PATRICK COLLISON (at right), known for his clever programming skills and for the successful sale of his start-up Auctomatic, suggests ways to foster innovation in a piece for the Irish Times. As an unsuccessful start-up person myself, I was interested in how Patrick saw the Irish tech landscape and how he'd change things. Although his ideas have stimulated discussion in the Irish blogging community, I'm less confident that his ideas offer the kind of roadmap that the Irish government can actually follow.
Patrick says, "The Valley, at its heart, is all about start-ups." Maybe--I think the Valley is all about the culture. When I lived in Palo Alto, I saw the research side of the Valley and I mingled with the moneyed side of the venture capital community. Both Stanford and Berkeley had significant amounts of federally-sponsored reasearch programmes. Some of those programmes kept talented university graduates connected to campus offices and a few of those researchers became members of start-ups. From what I saw while commuting on US-405, the start-ups often emerged from a foundation of funded research and if a start-up had a brilliant idea, an angel investor or VC analyst could pop in for a look. In Ireland, Science Foundation Ireland is trying to fund fourth-level research programmes for Irish graduates. SFI's budget is miniscule when compared to that of the US military, the source of many research programmes undertaken by Bay Area universities. And unless you're a regular to the Shelbourne or you have a Portmarnock golf club membership, you're not going to be in the same space as VC or angel investors in Ireland.
I've always felt that it's easier to make connections to a week's worth of billables over coffee in the lobby of a Dublin hotel than it is to scour the internet from a box closet office in an incubation centre down the country. In Ireland, every third level institution receives funding for start-up offices. This effectively means the start-up energy in Ireland is scattered throughout the country. You can see the energy that founders bring to the mix at industry events like OpenCoffee in Ireland. Barcamps, OpenCoffee sessions, and industry conferences happen regularly but not as often as frequent hook-ups in Silicon Valley, where people often live in the same apartment blocks, order at the same Starbucks or jog on the same trails. The Irish government is committed to dispersing the start-up culture throughout the State, in keeping with parish pump politicis that have worked so well.

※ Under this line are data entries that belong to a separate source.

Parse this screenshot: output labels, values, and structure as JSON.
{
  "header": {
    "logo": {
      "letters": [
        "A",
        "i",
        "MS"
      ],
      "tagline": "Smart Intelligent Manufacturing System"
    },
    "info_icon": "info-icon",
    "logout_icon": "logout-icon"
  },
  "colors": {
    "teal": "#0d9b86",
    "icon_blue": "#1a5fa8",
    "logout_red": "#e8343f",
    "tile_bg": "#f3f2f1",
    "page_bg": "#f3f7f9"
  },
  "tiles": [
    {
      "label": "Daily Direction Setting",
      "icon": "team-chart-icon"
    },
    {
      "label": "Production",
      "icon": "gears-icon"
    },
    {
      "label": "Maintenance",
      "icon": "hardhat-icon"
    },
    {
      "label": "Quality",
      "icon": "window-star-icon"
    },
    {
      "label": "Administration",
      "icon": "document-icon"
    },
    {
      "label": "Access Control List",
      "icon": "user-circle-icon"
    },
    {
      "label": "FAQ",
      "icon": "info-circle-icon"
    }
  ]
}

I'm with Patrick when he cites the slow responsiveness from Enterprise Ireland about investment decisions. "Enterprise Ireland still take several months to make most investment decisions. This is crazy--it encourages good companies to get their money elsewhere."
Patrick Collison -- "The Grand Plan" in the Irish Times Innovation magazine, June 2009.
Fergus Burns -- "The Grand Plan by Patrick Collison" in the Web2Ireland blog, 8 June 2009.